However, just like with the “best lyrics support” award,’s “Now Playing” view on iPad is pretty sad; there’s currently no way to enlarge the “Now Playing” view any larger than a tiny section of the bottom right corner of the iPad screen. In contrast, Power Player’s “Now Playing” view on iPad shines by not only filling the entire screen but intelligently utilizing that entire space by displaying both the “Now Playing” view and lyrics view side-by-side. Couple that with Power Player’s overall very pleasing and unique album art blur effect, and it easily snags the iPad gold.

Best Overall iOS Music Player of 2019

:trophy: Winner: "Marvis Pro" iOS app icon Marvis Pro

Last year, I set out on a quest to find the best music app and ended up dismayed that I hadn’t once my search concluded.
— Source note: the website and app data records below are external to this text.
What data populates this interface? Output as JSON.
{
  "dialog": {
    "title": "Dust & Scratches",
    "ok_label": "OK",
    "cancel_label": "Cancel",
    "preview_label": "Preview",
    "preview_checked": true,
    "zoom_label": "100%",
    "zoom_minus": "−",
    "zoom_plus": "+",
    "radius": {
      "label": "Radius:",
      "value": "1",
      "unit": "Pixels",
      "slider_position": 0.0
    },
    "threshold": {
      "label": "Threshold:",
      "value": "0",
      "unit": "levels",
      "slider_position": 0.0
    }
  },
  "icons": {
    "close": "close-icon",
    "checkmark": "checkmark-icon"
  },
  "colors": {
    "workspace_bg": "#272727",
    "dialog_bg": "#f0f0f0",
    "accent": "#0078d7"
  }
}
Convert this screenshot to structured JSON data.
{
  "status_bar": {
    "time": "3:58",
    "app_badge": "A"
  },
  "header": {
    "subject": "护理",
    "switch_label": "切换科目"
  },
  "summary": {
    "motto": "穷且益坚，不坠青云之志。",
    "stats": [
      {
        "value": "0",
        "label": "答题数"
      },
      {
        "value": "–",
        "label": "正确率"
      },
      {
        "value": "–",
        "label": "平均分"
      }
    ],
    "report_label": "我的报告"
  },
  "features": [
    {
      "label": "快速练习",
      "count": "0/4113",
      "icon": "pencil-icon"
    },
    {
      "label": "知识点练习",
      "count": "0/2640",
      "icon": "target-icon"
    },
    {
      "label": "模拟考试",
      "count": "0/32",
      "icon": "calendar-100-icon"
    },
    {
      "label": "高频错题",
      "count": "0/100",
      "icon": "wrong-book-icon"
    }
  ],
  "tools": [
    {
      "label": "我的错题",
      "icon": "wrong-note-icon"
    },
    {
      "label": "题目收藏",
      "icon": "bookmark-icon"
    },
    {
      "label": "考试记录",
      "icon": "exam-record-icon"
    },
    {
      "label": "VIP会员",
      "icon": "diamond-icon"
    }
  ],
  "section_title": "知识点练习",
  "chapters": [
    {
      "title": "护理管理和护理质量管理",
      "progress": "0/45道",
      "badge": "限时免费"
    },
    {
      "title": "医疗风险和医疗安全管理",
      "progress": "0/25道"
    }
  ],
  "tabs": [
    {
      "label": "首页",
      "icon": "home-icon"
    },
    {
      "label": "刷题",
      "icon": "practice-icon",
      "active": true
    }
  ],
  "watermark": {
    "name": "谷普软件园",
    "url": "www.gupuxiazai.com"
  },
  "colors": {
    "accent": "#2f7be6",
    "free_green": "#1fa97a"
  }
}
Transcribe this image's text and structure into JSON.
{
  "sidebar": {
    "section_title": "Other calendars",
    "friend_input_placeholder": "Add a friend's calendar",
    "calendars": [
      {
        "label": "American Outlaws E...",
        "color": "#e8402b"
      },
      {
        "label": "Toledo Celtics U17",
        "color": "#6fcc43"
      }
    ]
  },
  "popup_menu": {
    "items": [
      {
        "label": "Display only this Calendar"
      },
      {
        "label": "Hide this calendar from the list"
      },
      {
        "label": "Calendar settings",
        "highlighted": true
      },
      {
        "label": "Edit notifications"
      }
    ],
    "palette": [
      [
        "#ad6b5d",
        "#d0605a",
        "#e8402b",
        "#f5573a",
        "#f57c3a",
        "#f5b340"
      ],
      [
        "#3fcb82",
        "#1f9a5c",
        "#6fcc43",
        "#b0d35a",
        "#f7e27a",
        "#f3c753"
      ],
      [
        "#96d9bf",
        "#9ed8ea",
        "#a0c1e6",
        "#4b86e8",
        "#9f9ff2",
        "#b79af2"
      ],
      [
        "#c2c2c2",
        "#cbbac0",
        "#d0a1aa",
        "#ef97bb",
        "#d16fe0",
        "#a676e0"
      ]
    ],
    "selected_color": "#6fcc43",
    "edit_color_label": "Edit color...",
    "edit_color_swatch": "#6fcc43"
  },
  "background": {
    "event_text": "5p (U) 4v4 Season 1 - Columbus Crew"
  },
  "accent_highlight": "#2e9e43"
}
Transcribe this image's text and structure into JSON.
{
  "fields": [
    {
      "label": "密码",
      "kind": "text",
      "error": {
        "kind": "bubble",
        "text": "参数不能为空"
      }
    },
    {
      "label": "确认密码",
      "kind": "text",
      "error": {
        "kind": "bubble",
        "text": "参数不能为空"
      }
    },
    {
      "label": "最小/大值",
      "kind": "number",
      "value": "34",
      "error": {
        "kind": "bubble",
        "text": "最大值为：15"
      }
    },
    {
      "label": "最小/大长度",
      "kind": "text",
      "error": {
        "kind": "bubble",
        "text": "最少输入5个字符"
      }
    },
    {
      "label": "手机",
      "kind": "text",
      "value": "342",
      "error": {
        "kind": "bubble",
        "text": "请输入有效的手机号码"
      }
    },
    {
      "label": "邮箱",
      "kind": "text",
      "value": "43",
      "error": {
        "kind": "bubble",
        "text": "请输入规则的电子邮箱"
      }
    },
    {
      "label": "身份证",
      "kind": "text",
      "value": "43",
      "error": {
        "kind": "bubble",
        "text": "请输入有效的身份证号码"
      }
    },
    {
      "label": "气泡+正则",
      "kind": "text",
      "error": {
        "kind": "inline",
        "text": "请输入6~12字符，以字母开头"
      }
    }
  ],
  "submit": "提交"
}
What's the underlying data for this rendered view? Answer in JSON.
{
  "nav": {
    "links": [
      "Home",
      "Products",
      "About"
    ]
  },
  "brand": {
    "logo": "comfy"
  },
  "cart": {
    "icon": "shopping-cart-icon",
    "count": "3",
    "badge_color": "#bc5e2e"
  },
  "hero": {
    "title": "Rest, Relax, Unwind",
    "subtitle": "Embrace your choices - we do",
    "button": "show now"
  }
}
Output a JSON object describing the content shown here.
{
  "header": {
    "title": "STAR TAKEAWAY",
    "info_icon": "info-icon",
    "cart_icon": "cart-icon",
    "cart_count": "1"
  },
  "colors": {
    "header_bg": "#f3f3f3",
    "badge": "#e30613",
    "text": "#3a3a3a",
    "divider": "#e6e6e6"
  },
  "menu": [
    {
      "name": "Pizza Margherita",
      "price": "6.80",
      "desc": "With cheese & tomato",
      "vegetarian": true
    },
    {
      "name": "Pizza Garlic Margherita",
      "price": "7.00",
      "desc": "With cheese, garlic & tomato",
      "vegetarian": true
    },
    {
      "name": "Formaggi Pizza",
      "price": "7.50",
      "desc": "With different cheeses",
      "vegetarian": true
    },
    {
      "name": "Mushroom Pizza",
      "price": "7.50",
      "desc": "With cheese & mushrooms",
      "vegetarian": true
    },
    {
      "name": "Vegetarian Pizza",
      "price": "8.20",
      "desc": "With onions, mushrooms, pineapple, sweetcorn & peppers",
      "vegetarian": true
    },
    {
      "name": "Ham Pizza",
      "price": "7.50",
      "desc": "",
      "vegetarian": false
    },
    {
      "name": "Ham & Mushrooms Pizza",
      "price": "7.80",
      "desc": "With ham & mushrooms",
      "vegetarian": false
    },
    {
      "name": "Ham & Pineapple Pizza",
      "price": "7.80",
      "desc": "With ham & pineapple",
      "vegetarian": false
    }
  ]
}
However, this year an app appeared that I’m comfortable unequivocally declaring my favorite music player on iOS.

Marvis Pro is so much more than “just” a music player; with some quick customization with its accessible sorting and filtering features, Marvis Pro can become your music player. No other music player available for purchase in 2019 came close to matching the level of personalization Marvis Pro provides. That combined with an “out of the box” experience that’s fantastic in its own right makes Marvis Pro my favorite music player on iOS, and in my opinion, the best.


That’s a wrap! With so many new apps introduced this year and the overall quality of those apps matching and oftentimes exceeding those of the incumbents, the future has never looked brighter for music players on iOS. So continue exploring new music players with me into 2020! You never know what you’ll find.

Enough about what I think, what were your favorite iOS music players this year? Are there any I missed, or any corrections or insights you’d like to provide? Feel free to “at” me with my Twitter handle @Barrowclift or email me at [email protected], I’d love to hear from you! Thanks so much for your support, and happy new year. :tada:

  1. Power Player, Soor, and Sathorn were all released in March, with Marvis Pro launching just the month prior in February. ↩︎

  2. Removing an existing app and releasing the next version as a “new” app shortly afterwards is a common practice for indie developers to sidestep the App Store’s lack of paid upgrade support. ↩︎

  3. Stezza’s tagline in the App Store reads “for the Car and AppRadio”. ↩︎

  4. However, for everyone’s safety including your own, you should never operate your phone while driving. ↩︎

  5. Ecoute received just three tiny bug fixes in 2019, all of which from more than six months ago. ↩︎

  6. Now renamed “Paths” for the “SongOwl” rebanding. ↩︎

  7. Ironically, I find the effect looks positively hideous with Tyler the Creator’s Igor (featured throughout this article as the “demonstration album”), but in day-to-day use I found the effect looks great the vast majority of the time. Such is the nature with designs like this, the results really do vary! ↩︎

  8. This gesture would typically adjust the volume in TapTunes, but when this gesture is disabled the album art in the “Now Playing” view becomes a gesture “dead zone” and can no longer be used to even dismiss the view. The only other contender that behaves this way is Sathorn↩︎